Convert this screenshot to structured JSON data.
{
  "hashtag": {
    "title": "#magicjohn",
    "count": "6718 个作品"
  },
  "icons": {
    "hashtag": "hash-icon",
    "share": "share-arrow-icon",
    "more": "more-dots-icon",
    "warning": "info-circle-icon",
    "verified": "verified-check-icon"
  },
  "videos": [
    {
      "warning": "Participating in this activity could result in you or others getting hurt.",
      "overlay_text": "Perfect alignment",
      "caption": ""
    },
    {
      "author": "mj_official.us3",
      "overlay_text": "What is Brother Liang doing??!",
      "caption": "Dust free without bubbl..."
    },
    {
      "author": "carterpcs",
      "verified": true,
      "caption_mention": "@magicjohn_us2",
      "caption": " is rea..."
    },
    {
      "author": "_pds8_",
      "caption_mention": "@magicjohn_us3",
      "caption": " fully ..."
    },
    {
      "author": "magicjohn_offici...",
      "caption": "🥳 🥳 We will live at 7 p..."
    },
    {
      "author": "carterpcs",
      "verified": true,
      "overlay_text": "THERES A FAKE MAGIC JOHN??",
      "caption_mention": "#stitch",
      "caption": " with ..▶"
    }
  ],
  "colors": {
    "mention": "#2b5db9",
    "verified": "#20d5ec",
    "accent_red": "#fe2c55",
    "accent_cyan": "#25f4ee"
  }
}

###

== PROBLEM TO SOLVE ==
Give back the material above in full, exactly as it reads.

== ANSWER BOX ==
Convert this screenshot to structured JSON data.
{
  "hashtag": {
    "title": "#magicjohn",
    "count": "6718 个作品"
  },
  "icons": {
    "hashtag": "hash-icon",
    "share": "share-arrow-icon",
    "more": "more-dots-icon",
    "warning": "info-circle-icon",
    "verified": "verified-check-icon"
  },
  "videos": [
    {
      "warning": "Participating in this activity could result in you or others getting hurt.",
      "overlay_text": "Perfect alignment",
      "caption": ""
    },
    {
      "author": "mj_official.us3",
      "overlay_text": "What is Brother Liang doing??!",
      "caption": "Dust free without bubbl..."
    },
    {
      "author": "carterpcs",
      "verified": true,
      "caption_mention": "@magicjohn_us2",
      "caption": " is rea..."
    },
    {
      "author": "_pds8_",
      "caption_mention": "@magicjohn_us3",
      "caption": " fully ..."
    },
    {
      "author": "magicjohn_offici...",
      "caption": "🥳 🥳 We will live at 7 p..."
    },
    {
      "author": "carterpcs",
      "verified": true,
      "overlay_text": "THERES A FAKE MAGIC JOHN??",
      "caption_mention": "#stitch",
      "caption": " with ..▶"
    }
  ],
  "colors": {
    "mention": "#2b5db9",
    "verified": "#20d5ec",
    "accent_red": "#fe2c55",
    "accent_cyan": "#25f4ee"
  }
}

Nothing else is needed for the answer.